**The problem:** Without adding or dropping anything, copy the entries below.

**App and web page records:**

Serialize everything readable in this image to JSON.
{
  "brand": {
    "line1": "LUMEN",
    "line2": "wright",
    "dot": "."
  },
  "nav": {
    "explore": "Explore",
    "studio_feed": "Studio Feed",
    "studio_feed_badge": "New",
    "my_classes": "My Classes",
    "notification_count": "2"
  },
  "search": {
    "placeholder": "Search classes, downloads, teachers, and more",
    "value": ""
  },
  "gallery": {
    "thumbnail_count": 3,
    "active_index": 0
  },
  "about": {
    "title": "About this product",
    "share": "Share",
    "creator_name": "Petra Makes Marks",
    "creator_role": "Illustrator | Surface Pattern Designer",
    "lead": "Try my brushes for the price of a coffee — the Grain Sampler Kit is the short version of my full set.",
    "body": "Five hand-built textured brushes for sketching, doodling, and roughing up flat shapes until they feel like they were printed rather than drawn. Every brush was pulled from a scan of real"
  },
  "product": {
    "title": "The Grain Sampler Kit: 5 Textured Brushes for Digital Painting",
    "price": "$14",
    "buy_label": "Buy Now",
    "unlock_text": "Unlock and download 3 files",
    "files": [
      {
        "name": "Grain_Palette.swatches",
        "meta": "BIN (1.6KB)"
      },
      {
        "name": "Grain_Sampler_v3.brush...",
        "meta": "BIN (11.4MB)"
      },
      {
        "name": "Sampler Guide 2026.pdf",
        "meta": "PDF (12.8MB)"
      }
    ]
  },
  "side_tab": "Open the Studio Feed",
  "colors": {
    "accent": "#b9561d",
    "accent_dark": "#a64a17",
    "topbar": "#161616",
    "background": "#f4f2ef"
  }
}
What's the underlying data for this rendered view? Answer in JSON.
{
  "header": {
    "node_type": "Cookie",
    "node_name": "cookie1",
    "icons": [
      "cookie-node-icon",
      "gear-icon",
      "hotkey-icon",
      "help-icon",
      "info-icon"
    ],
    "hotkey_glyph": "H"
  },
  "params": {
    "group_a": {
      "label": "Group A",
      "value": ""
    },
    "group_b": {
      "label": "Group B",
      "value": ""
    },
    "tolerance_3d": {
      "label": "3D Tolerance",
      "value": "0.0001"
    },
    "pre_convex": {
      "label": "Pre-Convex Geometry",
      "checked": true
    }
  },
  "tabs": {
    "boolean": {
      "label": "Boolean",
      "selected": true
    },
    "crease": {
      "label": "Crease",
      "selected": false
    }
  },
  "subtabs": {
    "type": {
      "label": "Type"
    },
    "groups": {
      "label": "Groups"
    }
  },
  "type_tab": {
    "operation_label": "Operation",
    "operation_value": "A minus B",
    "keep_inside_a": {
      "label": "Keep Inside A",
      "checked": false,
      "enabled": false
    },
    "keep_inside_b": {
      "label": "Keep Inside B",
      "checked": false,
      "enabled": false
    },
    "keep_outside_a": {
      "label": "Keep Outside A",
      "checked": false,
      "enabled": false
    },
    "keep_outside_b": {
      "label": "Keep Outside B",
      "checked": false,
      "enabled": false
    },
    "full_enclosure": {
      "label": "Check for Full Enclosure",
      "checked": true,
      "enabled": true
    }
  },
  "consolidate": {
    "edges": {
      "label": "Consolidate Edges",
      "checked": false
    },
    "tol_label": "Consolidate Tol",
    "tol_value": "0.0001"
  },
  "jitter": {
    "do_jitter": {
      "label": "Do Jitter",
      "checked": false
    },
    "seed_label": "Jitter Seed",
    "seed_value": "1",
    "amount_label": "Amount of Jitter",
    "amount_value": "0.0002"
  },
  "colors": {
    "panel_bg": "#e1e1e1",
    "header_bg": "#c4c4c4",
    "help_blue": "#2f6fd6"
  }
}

**Answer space:**
Serialize everything readable in this image to JSON.
{
  "brand": {
    "line1": "LUMEN",
    "line2": "wright",
    "dot": "."
  },
  "nav": {
    "explore": "Explore",
    "studio_feed": "Studio Feed",
    "studio_feed_badge": "New",
    "my_classes": "My Classes",
    "notification_count": "2"
  },
  "search": {
    "placeholder": "Search classes, downloads, teachers, and more",
    "value": ""
  },
  "gallery": {
    "thumbnail_count": 3,
    "active_index": 0
  },
  "about": {
    "title": "About this product",
    "share": "Share",
    "creator_name": "Petra Makes Marks",
    "creator_role": "Illustrator | Surface Pattern Designer",
    "lead": "Try my brushes for the price of a coffee — the Grain Sampler Kit is the short version of my full set.",
    "body": "Five hand-built textured brushes for sketching, doodling, and roughing up flat shapes until they feel like they were printed rather than drawn. Every brush was pulled from a scan of real"
  },
  "product": {
    "title": "The Grain Sampler Kit: 5 Textured Brushes for Digital Painting",
    "price": "$14",
    "buy_label": "Buy Now",
    "unlock_text": "Unlock and download 3 files",
    "files": [
      {
        "name": "Grain_Palette.swatches",
        "meta": "BIN (1.6KB)"
      },
      {
        "name": "Grain_Sampler_v3.brush...",
        "meta": "BIN (11.4MB)"
      },
      {
        "name": "Sampler Guide 2026.pdf",
        "meta": "PDF (12.8MB)"
      }
    ]
  },
  "side_tab": "Open the Studio Feed",
  "colors": {
    "accent": "#b9561d",
    "accent_dark": "#a64a17",
    "topbar": "#161616",
    "background": "#f4f2ef"
  }
}
What's the underlying data for this rendered view? Answer in JSON.
{
  "header": {
    "node_type": "Cookie",
    "node_name": "cookie1",
    "icons": [
      "cookie-node-icon",
      "gear-icon",
      "hotkey-icon",
      "help-icon",
      "info-icon"
    ],
    "hotkey_glyph": "H"
  },
  "params": {
    "group_a": {
      "label": "Group A",
      "value": ""
    },
    "group_b": {
      "label": "Group B",
      "value": ""
    },
    "tolerance_3d": {
      "label": "3D Tolerance",
      "value": "0.0001"
    },
    "pre_convex": {
      "label": "Pre-Convex Geometry",
      "checked": true
    }
  },
  "tabs": {
    "boolean": {
      "label": "Boolean",
      "selected": true
    },
    "crease": {
      "label": "Crease",
      "selected": false
    }
  },
  "subtabs": {
    "type": {
      "label": "Type"
    },
    "groups": {
      "label": "Groups"
    }
  },
  "type_tab": {
    "operation_label": "Operation",
    "operation_value": "A minus B",
    "keep_inside_a": {
      "label": "Keep Inside A",
      "checked": false,
      "enabled": false
    },
    "keep_inside_b": {
      "label": "Keep Inside B",
      "checked": false,
      "enabled": false
    },
    "keep_outside_a": {
      "label": "Keep Outside A",
      "checked": false,
      "enabled": false
    },
    "keep_outside_b": {
      "label": "Keep Outside B",
      "checked": false,
      "enabled": false
    },
    "full_enclosure": {
      "label": "Check for Full Enclosure",
      "checked": true,
      "enabled": true
    }
  },
  "consolidate": {
    "edges": {
      "label": "Consolidate Edges",
      "checked": false
    },
    "tol_label": "Consolidate Tol",
    "tol_value": "0.0001"
  },
  "jitter": {
    "do_jitter": {
      "label": "Do Jitter",
      "checked": false
    },
    "seed_label": "Jitter Seed",
    "seed_value": "1",
    "amount_label": "Amount of Jitter",
    "amount_value": "0.0002"
  },
  "colors": {
    "panel_bg": "#e1e1e1",
    "header_bg": "#c4c4c4",
    "help_blue": "#2f6fd6"
  }
}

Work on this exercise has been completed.